fifty acres, for a public nursery for plants; and by appropriating a sum for premiums equal to that raised by the society ; provided, however, that not more than five hundred dollars shall be drawn from the Treasury for this purpose in any one year. This liberality on the part of the government, deserves our thanks, and we must not suffer these benefits to go unimproved. A public nursery, where new and valuable plants could be raised and sold, or gratuitously distributed, would be a great blessing to this country ; and I doubt not, but we shall be able to procure the services of some person to undertake the enterprise, by giving him the use and profits of fifty acres of land in the immediate vicinity of our great market.

The donation for premiums, is as politic as it is liberal ; for by encouraging agriculture and increasing the products of the soil, the government swells it revenues, more than it adds to the stores of the cultivator. What is appropriated for premiums as a means of stimulating the exertions of our agriculturists and graziers, is but money loaned at good interest, and on the best of security. In England, Scotland, and the United States, the distribution of premiums has been the means of great reforms in the modes of cultivation ; of vast improvement in stock, and in the line of new implements and labor-saving machines, it has almost worked miracles. However, premiums must be distributed with judgment or they fail of their object. I feel confident that five hundred or a thousand dollars per annum, judiciously expended in this way by our society would do much to rouse and stimulate both natives and foreigners to increased exertion.

The society has not been idle on the subject of improving our public roads, inter-island navigation, and harbors. The members of the committee having this subject in charge, have exerted themselves in a most laudable manner in procuring appropriations for the improvement of our highways, and in diffusing useful knowledge relating to this matter. The effect of their labors is beginning to be felt; and as the worthy chairman of this committee has recently received the appointment of Superintendent of the Bureau of Internal Improvements, it may be expected that the public channels, and facilities for transportation will be multiplied, and greatly improved.
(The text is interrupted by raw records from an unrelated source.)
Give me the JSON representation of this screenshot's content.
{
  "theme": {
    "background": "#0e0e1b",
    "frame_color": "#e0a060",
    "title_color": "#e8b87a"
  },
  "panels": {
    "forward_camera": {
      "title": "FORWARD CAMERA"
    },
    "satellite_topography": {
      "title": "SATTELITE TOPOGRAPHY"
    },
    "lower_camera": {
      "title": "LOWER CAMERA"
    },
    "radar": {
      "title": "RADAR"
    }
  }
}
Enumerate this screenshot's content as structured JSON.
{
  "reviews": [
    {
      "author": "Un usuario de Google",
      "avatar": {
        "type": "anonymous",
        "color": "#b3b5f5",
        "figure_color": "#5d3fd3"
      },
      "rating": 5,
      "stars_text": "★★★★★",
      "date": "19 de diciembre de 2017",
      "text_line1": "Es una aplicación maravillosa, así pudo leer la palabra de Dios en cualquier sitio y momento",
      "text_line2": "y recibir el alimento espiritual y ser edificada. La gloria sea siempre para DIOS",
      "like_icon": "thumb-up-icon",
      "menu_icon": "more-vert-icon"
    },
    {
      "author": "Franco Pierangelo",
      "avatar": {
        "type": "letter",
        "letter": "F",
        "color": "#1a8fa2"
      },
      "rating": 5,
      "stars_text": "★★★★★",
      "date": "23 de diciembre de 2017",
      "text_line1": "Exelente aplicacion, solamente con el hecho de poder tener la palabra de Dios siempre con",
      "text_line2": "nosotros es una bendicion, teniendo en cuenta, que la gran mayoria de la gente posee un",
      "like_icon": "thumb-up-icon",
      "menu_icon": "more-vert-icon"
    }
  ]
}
There is a fair prospect of our soon having steamers plying between the islands, and it is hoped that this event will prove a new spur to agriculture, if not a new era

« AnteriorContinuar »